'One Fair Wage' minimum wage for tipped workers plan passes city council committee

Wednesday, September 20, 2023
Minimum wage for tipped workers plan passes city council committee
A Chicago City Council committee voted Wednesday to pass a plan to raise the minimum wage for tipped workers in the city.

CHICAGO (WLS) -- Chicago moved one critical step toward higher wages for tipped workers Wednesday.

A Chicago City Council committee approved the "One Fair Wage" ordinance to increase pay for tipped workers, but not without some heated debate.

The ordinance will fulfill a campaign promise Mayor Brandon Johnson made, and while it is raising some concerns about how it will impact the restaurant industry, wage supporters are cheering the committee vote.

On Monday, Johnson signed off on a compromise that would phase in higher pay over the next five years.

Right now tipped workers are paid 60 percent of Chicago's minimum wage. But under this proposal, their pay would go up by eight percent every year until it hits 100 percent in 2028.

The committee voted 9-3 in favor of the ordinance. It will now move to the full city council on October 4, where it is expected to pass easily. It would go into effect on July 1, 2024.

"Passing One Fair Wage is not just admirable, it is what's just, what's right, and what's needed in this moment in this city, for every community in the city of Chicago," said 26th Ward Jesse Fuentes, bill sponsor.

But there were also many in the chamber there to voice concerns about unintended consequences that could actually hurt wages.

"I think this would highly affect my livelihood, the way I pay my rent, the savings that I put away," said Destiny Fox, server at Gene and Georgetti's Restaurant.

Some restaurant employees said they're excited about the plan even if it means they might get fewer tips.

"I'm in support of it," said J'Wann Smith, a server at Kindling restaurant downtown. "I personally don't like relying on tips or feeling like I have to. So a higher wage is always good."

Zach Currie, another server at Kindling, said he believes a higher base wage will help people in the industry earn a livable income even if tips drop.

"I think it will balance out in the long run. So it doesn't concern me that much," he said.

There is also concern about the impact on restaurants' bottom lines.

"They have no choice but to pass these costs along to their customers and unfortunately that does have an impact dining," said 2nd Ward Alderman Brendan Reilly.

"I think this is going to be a job and business killer, I mean there's no doubt about it in my mind," said 38th Ward Alderman Nick Sposato.

The deal was worked out between city council leaders and the Illinois Restaurant Association, whose president, Sam Toia, praised the mayor for being willing to compromise.

Some restaurant owners said this change would require them to adjust their business practices, which could mean higher prices for the customer.

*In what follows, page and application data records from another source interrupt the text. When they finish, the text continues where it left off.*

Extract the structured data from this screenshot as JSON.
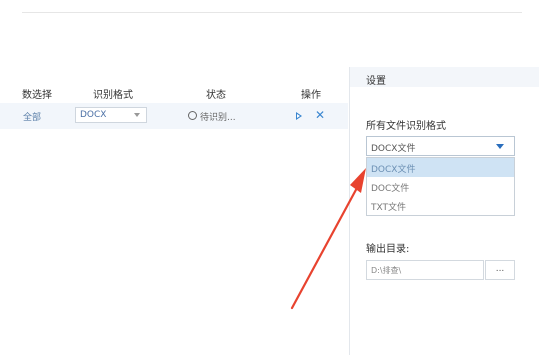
{
  "table": {
    "headers": [
      "数选择",
      "识别格式",
      "状态",
      "操作"
    ],
    "rows": [
      {
        "scope": "全部",
        "format": "DOCX",
        "status": "待识别..."
      }
    ]
  },
  "settings": {
    "title": "设置",
    "format_label": "所有文件识别格式",
    "format_selected": "DOCX文件",
    "format_options": [
      "DOCX文件",
      "DOC文件",
      "TXT文件"
    ],
    "output_label": "输出目录:",
    "output_path": "D:\\排查\\",
    "browse_label": "..."
  },
  "icons": {
    "status": "clock-icon",
    "start": "play-icon",
    "remove": "close-icon",
    "format_caret": "chevron-down-icon"
  },
  "colors": {
    "accent": "#3a86d0",
    "selected_option": "#cfe3f4",
    "annotation_arrow": "#e8432f"
  }
}
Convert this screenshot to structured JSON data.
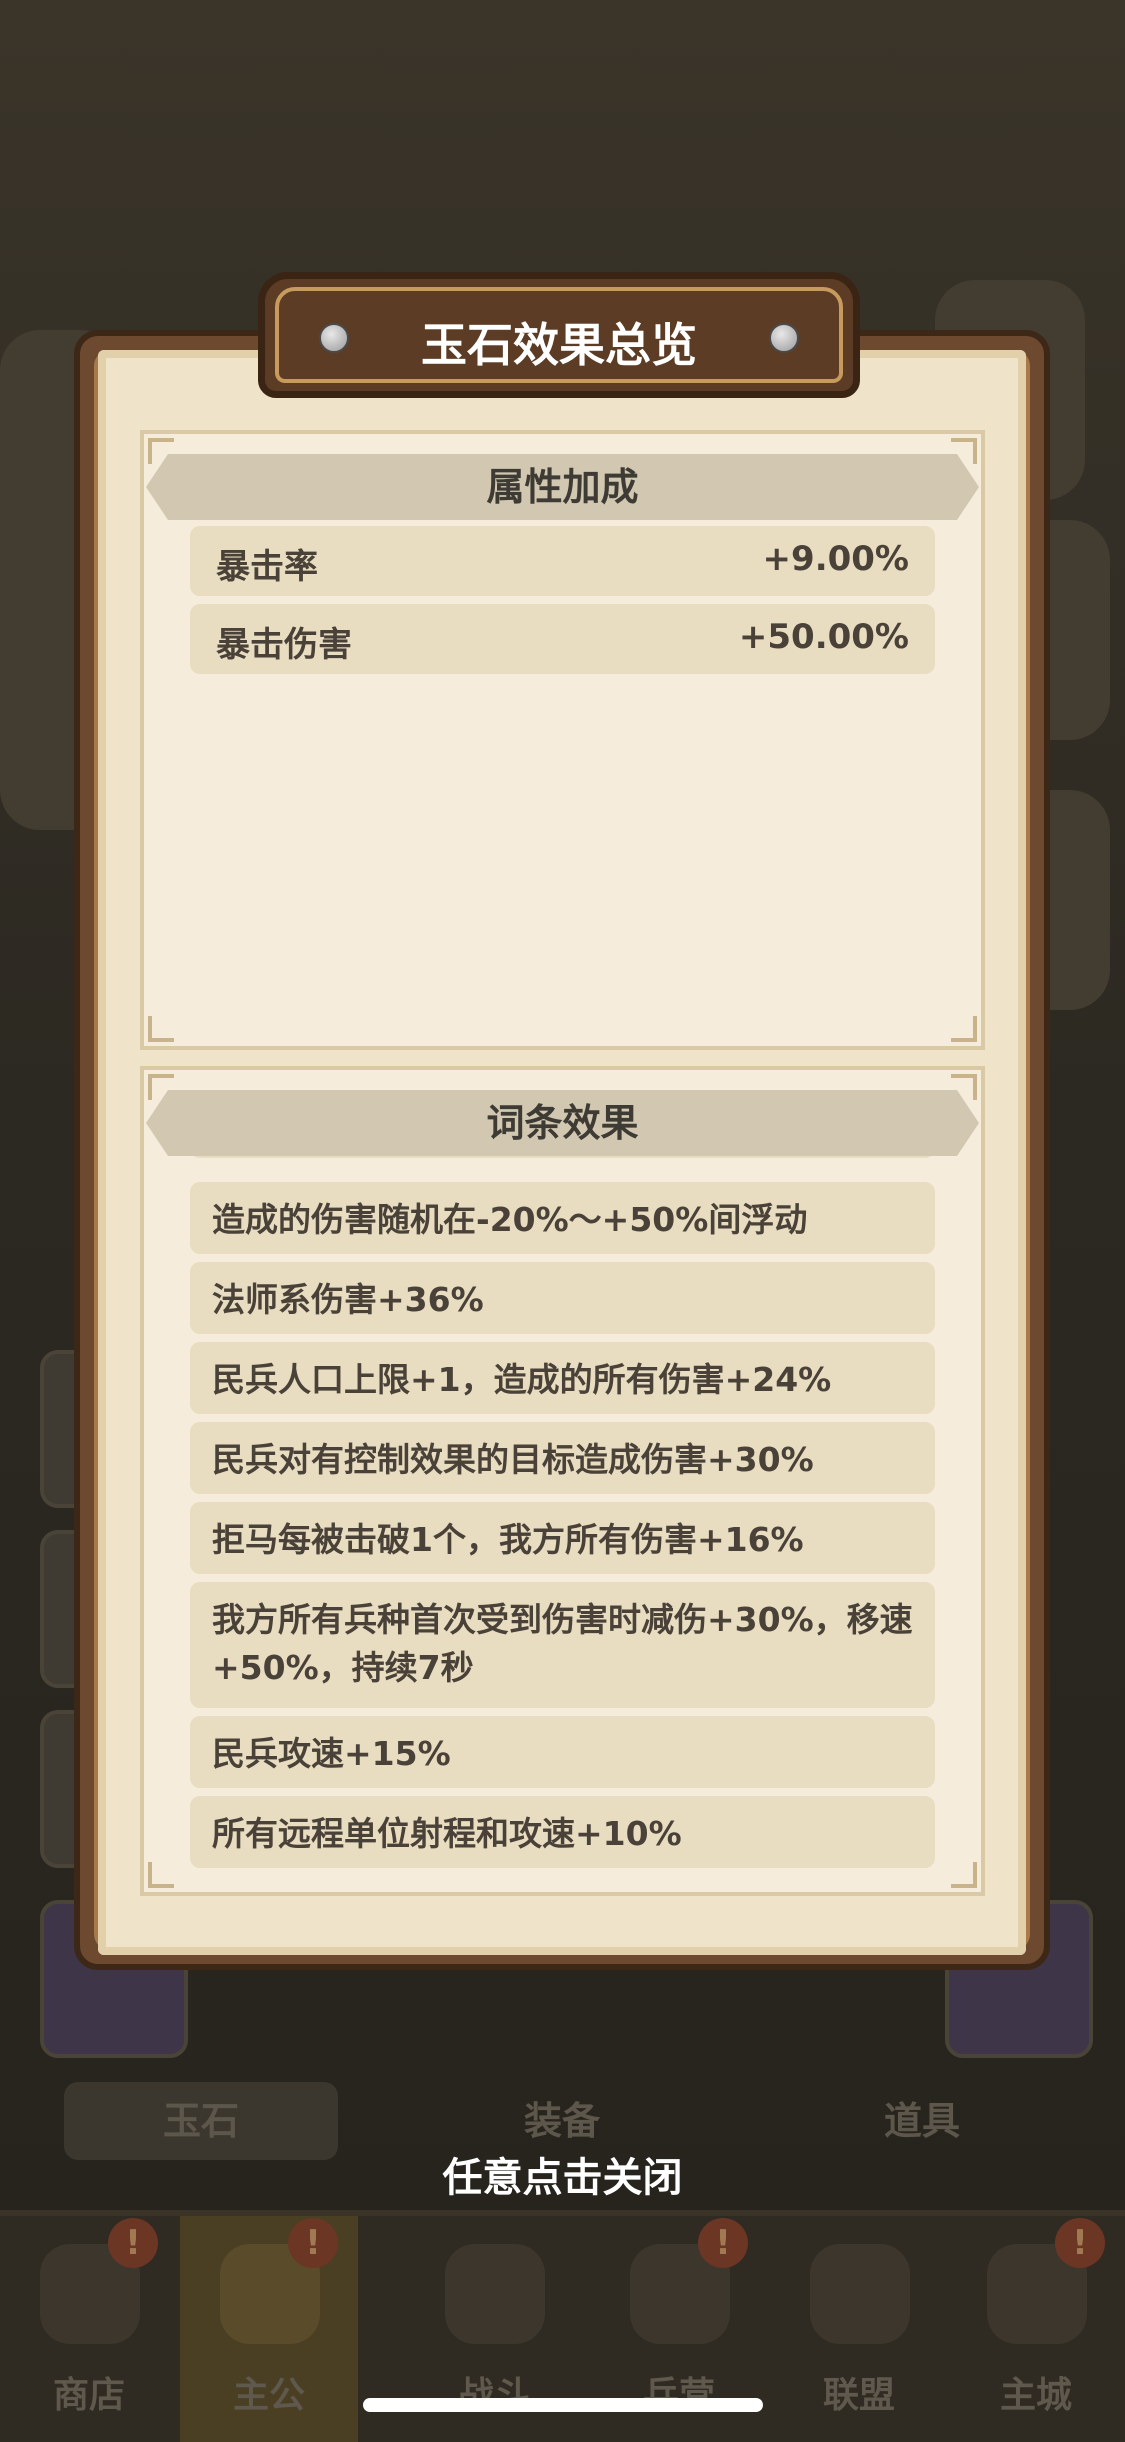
{
  "modal": {
    "title": "玉石效果总览",
    "close_hint": "任意点击关闭"
  },
  "attributes": {
    "header": "属性加成",
    "rows": [
      {
        "label": "暴击率",
        "value": "+9.00%"
      },
      {
        "label": "暴击伤害",
        "value": "+50.00%"
      }
    ]
  },
  "effects": {
    "header": "词条效果",
    "rows": [
      "造成的伤害随机在-20%～+50%间浮动",
      "法师系伤害+36%",
      "民兵人口上限+1，造成的所有伤害+24%",
      "民兵对有控制效果的目标造成伤害+30%",
      "拒马每被击破1个，我方所有伤害+16%",
      "我方所有兵种首次受到伤害时减伤+30%，移速+50%，持续7秒",
      "民兵攻速+15%",
      "所有远程单位射程和攻速+10%"
    ]
  },
  "background": {
    "bottom_tabs": [
      "玉石",
      "装备",
      "道具"
    ],
    "nav": [
      {
        "label": "商店",
        "badge": "!"
      },
      {
        "label": "主公",
        "badge": "!"
      },
      {
        "label": "战斗",
        "badge": ""
      },
      {
        "label": "兵营",
        "badge": "!"
      },
      {
        "label": "联盟",
        "badge": ""
      },
      {
        "label": "主城",
        "badge": "!"
      }
    ]
  }
}
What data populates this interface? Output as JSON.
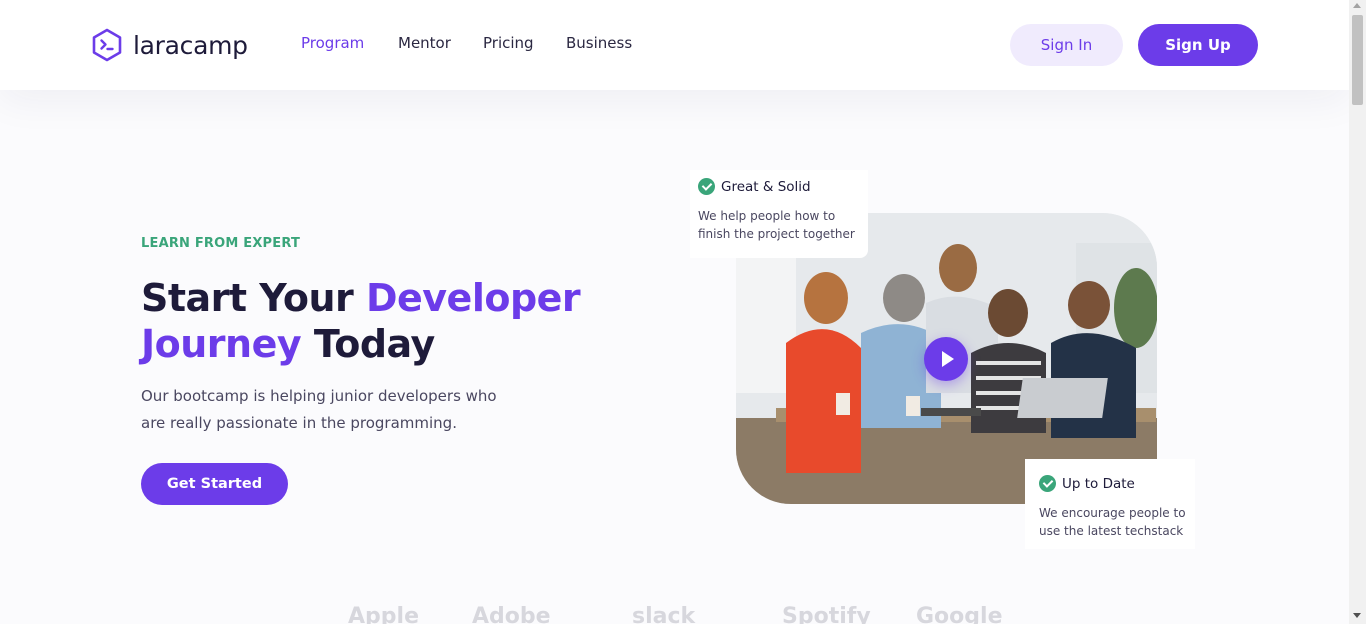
{
  "brand": {
    "name": "laracamp",
    "icon": "terminal-hexagon-icon",
    "accent": "#6c3ce9"
  },
  "nav": {
    "links": [
      {
        "label": "Program",
        "active": true
      },
      {
        "label": "Mentor",
        "active": false
      },
      {
        "label": "Pricing",
        "active": false
      },
      {
        "label": "Business",
        "active": false
      }
    ],
    "sign_in": "Sign In",
    "sign_up": "Sign Up"
  },
  "hero": {
    "eyebrow": "LEARN FROM EXPERT",
    "headline_part1": "Start Your ",
    "headline_accent1": "Developer",
    "headline_accent2": "Journey",
    "headline_part2": " Today",
    "subtext": "Our bootcamp is helping junior developers who are really passionate in the programming.",
    "cta": "Get Started",
    "green": "#3aa57a"
  },
  "features": [
    {
      "title": "Great & Solid",
      "desc_line1": "We help people how to",
      "desc_line2": "finish the project together"
    },
    {
      "title": "Up to Date",
      "desc_line1": "We encourage people to",
      "desc_line2": "use the latest techstack"
    }
  ],
  "partners": [
    "Apple",
    "Adobe",
    "slack",
    "Spotify",
    "Google"
  ]
}
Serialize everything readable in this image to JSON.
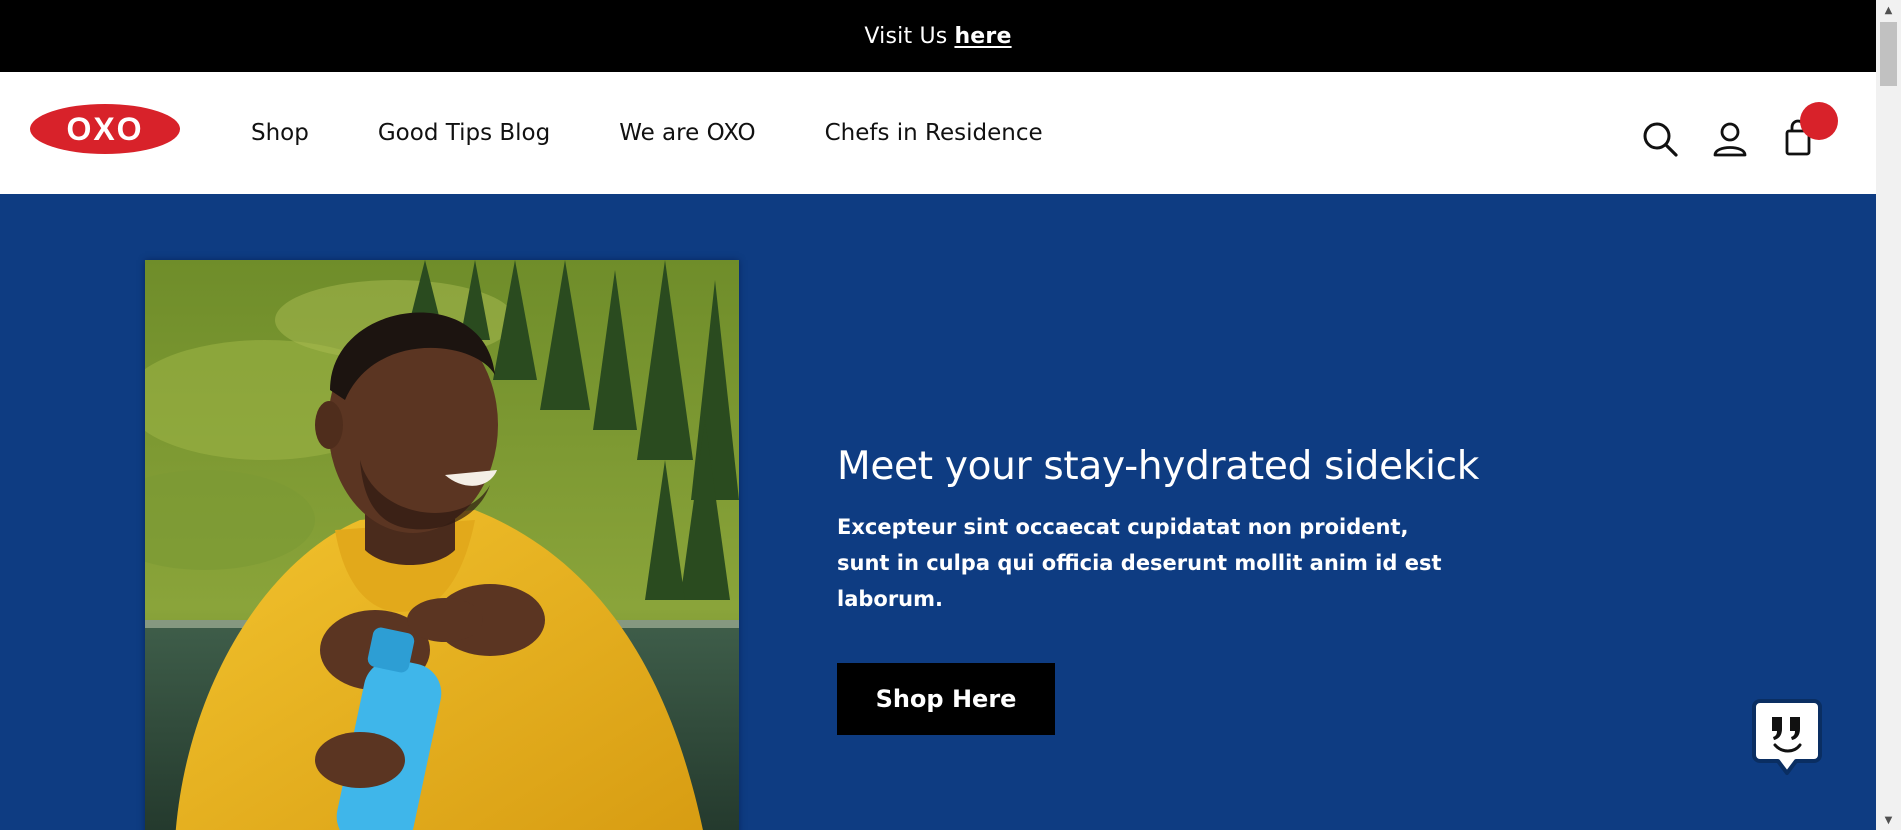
{
  "announcement": {
    "lead": "Visit Us",
    "link": "here"
  },
  "header": {
    "logo_text": "OXO",
    "nav": [
      {
        "label": "Shop"
      },
      {
        "label": "Good Tips Blog"
      },
      {
        "label": "We are OXO"
      },
      {
        "label": "Chefs in Residence"
      }
    ],
    "icons": [
      "search-icon",
      "account-icon",
      "cart-icon"
    ]
  },
  "hero": {
    "title": "Meet your stay-hydrated sidekick",
    "body": "Excepteur sint occaecat cupidatat non proident, sunt in culpa qui officia deserunt mollit anim id est laborum.",
    "cta_label": "Shop Here",
    "image": "man-in-yellow-jacket-with-blue-water-bottle"
  },
  "chat_widget": {
    "icon": "quote-chat-icon"
  },
  "colors": {
    "announcement_bg": "#000000",
    "hero_bg": "#0e3c82",
    "brand_red": "#d8222a",
    "button_bg": "#000000"
  }
}
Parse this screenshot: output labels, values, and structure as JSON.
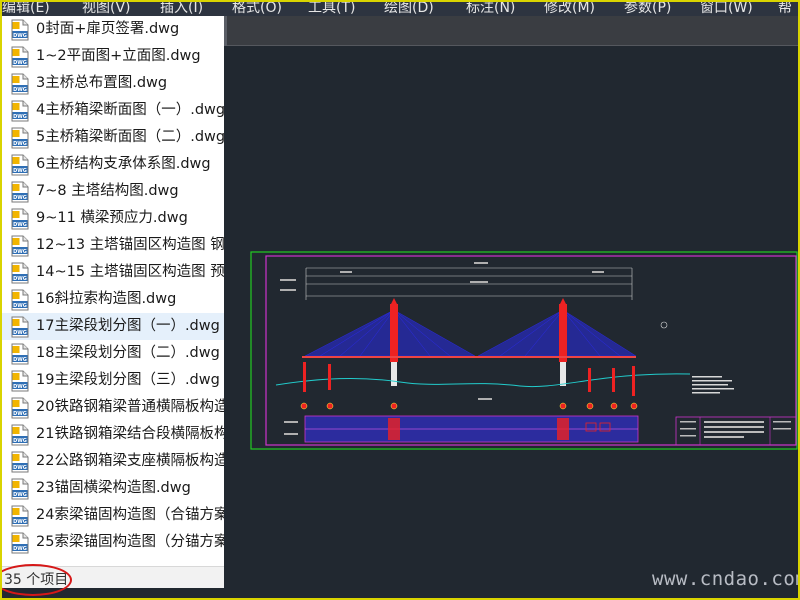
{
  "menubar": {
    "items": [
      "编辑(E)",
      "视图(V)",
      "插入(I)",
      "格式(O)",
      "工具(T)",
      "绘图(D)",
      "标注(N)",
      "修改(M)",
      "参数(P)",
      "窗口(W)",
      "帮"
    ]
  },
  "file_list": {
    "icon_label": "DWG",
    "items": [
      "0封面+扉页签署.dwg",
      "1~2平面图+立面图.dwg",
      "3主桥总布置图.dwg",
      "4主桥箱梁断面图（一）.dwg",
      "5主桥箱梁断面图（二）.dwg",
      "6主桥结构支承体系图.dwg",
      "7~8 主塔结构图.dwg",
      "9~11 横梁预应力.dwg",
      "12~13 主塔锚固区构造图 钢",
      "14~15 主塔锚固区构造图 预",
      "16斜拉索构造图.dwg",
      "17主梁段划分图（一）.dwg",
      "18主梁段划分图（二）.dwg",
      "19主梁段划分图（三）.dwg",
      "20铁路钢箱梁普通横隔板构造",
      "21铁路钢箱梁结合段横隔板构",
      "22公路钢箱梁支座横隔板构造",
      "23锚固横梁构造图.dwg",
      "24索梁锚固构造图（合锚方案",
      "25索梁锚固构造图（分锚方案"
    ],
    "selected_index": 11
  },
  "status": {
    "item_count": "35 个项目"
  },
  "watermark": "www.cndao.com",
  "colors": {
    "canvas_bg": "#212830",
    "frame": "#d9d400",
    "selection": "#e5f0fb",
    "cable_blue": "#2a2ae8",
    "sheet_magenta": "#cc33cc",
    "border_green": "#22cc22",
    "annotation_red": "#d61818"
  }
}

"Phased in over five years, I think we've got some time to talk to our customers and determine whether we move into a more of a service charge model or we, you know, have to raise our prices a little bit," said Scott Weiner, co-owner of the Fifty/50 Restaurant Group.

"This went on for months. There was a lot of push, there was a lot of pull, but at the end of the day we're gonna have one fair wage," said 22nd Ward Alderman Michael Rodriguez.

Supporters also cited data from other cities showing wages will not go down.

"This is not at all getting rid of tips. It's very important to address that because there's been a lot of misinformation saying this gets rid of tips No, this is one fair wage with tips on top," said 35th Ward Alderman Carlos Ramirez-Rosa.

Mayor Johnson declined to address those concerns, saying he has delivered on a campaign promise that the Illinois Restaurant Association signed off on.

"We were able to collaborate, bring all stakeholders together to finally abolish a system that really kept primarily black and brown women in a perpetual state of despair and economic depravity," Johnson said.

At least one customer ABC7 spoke to said the changes won't impact his dining habits.

"I don't think that's gonna affect how I tip I think good service deserves good tips, whether it's at the restaurant or any service industry," Ali Siddique said.